■ Study material:
++++++++++++++++++++

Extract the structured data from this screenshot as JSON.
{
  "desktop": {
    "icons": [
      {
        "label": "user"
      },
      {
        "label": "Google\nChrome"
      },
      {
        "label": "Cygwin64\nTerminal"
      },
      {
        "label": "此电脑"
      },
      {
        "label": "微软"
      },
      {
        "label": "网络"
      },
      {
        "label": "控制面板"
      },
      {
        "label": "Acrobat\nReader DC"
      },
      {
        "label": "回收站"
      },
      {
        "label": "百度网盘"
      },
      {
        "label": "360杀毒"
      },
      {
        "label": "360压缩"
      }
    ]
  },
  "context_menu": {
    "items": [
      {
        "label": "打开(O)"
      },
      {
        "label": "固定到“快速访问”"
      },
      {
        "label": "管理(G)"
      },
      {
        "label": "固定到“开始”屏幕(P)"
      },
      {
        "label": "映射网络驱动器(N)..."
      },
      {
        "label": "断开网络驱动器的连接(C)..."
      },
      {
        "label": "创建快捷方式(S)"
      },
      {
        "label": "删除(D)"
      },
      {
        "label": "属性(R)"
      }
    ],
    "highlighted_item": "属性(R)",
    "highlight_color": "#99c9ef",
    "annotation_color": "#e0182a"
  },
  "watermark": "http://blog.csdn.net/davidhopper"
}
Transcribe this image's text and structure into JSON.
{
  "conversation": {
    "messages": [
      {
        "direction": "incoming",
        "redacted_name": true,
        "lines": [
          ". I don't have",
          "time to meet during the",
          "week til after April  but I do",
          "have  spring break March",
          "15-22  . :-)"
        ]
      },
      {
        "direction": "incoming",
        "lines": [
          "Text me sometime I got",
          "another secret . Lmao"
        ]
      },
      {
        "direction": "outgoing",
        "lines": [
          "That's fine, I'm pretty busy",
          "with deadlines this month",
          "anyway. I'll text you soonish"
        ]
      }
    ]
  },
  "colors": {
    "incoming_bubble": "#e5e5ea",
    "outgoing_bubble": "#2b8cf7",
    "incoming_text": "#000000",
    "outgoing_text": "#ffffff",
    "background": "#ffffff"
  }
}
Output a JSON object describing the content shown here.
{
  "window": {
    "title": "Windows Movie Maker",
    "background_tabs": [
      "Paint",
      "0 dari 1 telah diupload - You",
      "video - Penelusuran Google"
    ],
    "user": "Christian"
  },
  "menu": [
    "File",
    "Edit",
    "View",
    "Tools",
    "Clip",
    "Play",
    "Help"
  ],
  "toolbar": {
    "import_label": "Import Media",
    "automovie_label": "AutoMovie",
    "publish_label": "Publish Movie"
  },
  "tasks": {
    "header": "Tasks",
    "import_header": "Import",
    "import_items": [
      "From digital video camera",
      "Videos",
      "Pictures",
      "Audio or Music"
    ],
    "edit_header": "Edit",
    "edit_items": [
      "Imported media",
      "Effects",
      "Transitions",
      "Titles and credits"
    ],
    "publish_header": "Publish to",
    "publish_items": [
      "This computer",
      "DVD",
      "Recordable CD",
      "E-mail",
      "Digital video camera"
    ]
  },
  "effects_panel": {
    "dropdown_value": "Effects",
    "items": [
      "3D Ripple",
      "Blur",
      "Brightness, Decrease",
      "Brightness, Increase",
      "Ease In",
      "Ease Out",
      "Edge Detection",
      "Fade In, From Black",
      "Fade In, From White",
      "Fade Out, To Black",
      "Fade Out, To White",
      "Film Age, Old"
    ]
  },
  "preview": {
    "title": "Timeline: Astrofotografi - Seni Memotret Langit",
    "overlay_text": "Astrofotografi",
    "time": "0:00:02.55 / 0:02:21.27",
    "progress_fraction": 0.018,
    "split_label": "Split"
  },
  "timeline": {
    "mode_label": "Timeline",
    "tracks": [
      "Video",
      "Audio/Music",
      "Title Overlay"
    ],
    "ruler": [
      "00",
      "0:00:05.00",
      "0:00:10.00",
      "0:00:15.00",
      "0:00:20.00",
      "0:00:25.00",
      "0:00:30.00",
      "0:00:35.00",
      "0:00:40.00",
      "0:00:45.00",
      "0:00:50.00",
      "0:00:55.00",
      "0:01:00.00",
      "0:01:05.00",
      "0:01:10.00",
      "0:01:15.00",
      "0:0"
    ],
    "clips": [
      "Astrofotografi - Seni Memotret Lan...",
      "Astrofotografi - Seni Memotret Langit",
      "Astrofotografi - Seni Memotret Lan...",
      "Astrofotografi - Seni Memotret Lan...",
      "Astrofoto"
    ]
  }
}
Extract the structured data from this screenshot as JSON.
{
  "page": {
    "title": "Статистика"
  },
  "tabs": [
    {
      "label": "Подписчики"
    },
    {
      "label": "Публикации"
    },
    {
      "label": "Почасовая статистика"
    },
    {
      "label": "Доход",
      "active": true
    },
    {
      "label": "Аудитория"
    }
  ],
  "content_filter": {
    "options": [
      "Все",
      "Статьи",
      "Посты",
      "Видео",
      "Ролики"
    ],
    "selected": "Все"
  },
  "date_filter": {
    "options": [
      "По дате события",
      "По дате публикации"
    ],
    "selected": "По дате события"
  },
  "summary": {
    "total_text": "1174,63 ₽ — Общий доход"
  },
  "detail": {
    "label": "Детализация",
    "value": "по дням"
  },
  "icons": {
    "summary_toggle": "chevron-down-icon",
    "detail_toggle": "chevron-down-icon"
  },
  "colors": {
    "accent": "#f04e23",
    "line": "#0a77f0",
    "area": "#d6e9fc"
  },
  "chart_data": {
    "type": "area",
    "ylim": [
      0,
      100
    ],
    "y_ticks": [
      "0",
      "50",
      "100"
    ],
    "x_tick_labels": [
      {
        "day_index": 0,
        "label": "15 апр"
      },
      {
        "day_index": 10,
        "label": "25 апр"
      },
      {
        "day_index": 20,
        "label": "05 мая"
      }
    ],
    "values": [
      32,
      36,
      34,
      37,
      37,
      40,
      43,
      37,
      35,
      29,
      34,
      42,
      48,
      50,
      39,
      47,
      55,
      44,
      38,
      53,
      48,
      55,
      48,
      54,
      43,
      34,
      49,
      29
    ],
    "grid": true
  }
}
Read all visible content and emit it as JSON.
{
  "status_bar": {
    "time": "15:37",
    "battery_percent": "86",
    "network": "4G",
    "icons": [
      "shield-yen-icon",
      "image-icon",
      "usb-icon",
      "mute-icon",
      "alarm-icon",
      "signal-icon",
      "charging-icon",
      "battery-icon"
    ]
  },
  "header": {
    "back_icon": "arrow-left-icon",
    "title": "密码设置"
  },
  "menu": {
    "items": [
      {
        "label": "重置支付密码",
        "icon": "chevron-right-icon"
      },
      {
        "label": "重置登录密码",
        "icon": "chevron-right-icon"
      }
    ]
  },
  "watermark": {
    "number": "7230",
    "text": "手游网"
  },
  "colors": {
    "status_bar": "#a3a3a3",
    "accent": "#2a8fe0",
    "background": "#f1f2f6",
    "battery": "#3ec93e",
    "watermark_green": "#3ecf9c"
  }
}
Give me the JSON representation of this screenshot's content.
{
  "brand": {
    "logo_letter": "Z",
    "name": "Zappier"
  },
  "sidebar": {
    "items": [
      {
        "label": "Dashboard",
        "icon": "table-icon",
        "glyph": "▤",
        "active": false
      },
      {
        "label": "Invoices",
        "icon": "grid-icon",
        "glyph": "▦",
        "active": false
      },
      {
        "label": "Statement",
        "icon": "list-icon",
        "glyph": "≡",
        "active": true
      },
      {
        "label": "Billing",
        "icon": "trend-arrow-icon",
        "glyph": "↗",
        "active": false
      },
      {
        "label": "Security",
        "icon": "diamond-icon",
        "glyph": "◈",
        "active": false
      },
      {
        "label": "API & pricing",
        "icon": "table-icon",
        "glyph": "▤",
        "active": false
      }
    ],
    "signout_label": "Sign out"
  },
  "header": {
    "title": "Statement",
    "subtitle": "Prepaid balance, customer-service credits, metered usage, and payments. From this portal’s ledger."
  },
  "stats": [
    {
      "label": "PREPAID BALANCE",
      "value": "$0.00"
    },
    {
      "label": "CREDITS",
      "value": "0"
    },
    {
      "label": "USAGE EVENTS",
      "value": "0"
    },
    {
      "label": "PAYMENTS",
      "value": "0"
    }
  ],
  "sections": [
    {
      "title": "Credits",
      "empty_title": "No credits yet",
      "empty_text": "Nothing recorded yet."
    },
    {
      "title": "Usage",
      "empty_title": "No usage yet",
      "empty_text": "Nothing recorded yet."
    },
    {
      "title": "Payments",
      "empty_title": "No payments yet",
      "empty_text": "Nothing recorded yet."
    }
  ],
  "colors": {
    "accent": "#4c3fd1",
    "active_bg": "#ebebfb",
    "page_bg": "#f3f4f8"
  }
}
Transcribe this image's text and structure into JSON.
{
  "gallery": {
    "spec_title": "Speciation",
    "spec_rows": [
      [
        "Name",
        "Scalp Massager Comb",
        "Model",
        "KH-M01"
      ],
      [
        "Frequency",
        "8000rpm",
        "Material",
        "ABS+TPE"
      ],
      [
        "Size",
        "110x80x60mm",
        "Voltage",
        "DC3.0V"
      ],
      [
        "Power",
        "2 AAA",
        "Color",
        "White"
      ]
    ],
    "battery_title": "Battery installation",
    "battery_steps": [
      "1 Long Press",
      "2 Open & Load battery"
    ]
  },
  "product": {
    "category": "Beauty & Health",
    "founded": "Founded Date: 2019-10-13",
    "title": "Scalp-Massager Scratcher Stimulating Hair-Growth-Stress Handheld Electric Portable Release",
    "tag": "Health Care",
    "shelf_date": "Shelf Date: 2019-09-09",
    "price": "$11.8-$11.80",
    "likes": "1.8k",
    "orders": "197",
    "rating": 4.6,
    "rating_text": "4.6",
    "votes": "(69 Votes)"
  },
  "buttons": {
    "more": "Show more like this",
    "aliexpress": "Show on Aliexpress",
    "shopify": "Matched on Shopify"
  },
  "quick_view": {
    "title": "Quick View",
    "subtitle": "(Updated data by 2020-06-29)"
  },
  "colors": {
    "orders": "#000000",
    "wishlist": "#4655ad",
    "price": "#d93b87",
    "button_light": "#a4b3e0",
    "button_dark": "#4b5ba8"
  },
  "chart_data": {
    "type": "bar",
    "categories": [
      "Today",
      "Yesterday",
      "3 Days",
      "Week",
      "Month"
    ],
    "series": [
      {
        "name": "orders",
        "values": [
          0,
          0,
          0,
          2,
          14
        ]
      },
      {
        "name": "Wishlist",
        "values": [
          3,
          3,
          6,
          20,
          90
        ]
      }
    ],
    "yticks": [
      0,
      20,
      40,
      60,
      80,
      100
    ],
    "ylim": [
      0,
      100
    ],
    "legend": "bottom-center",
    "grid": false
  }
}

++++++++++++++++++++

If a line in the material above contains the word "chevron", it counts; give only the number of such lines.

4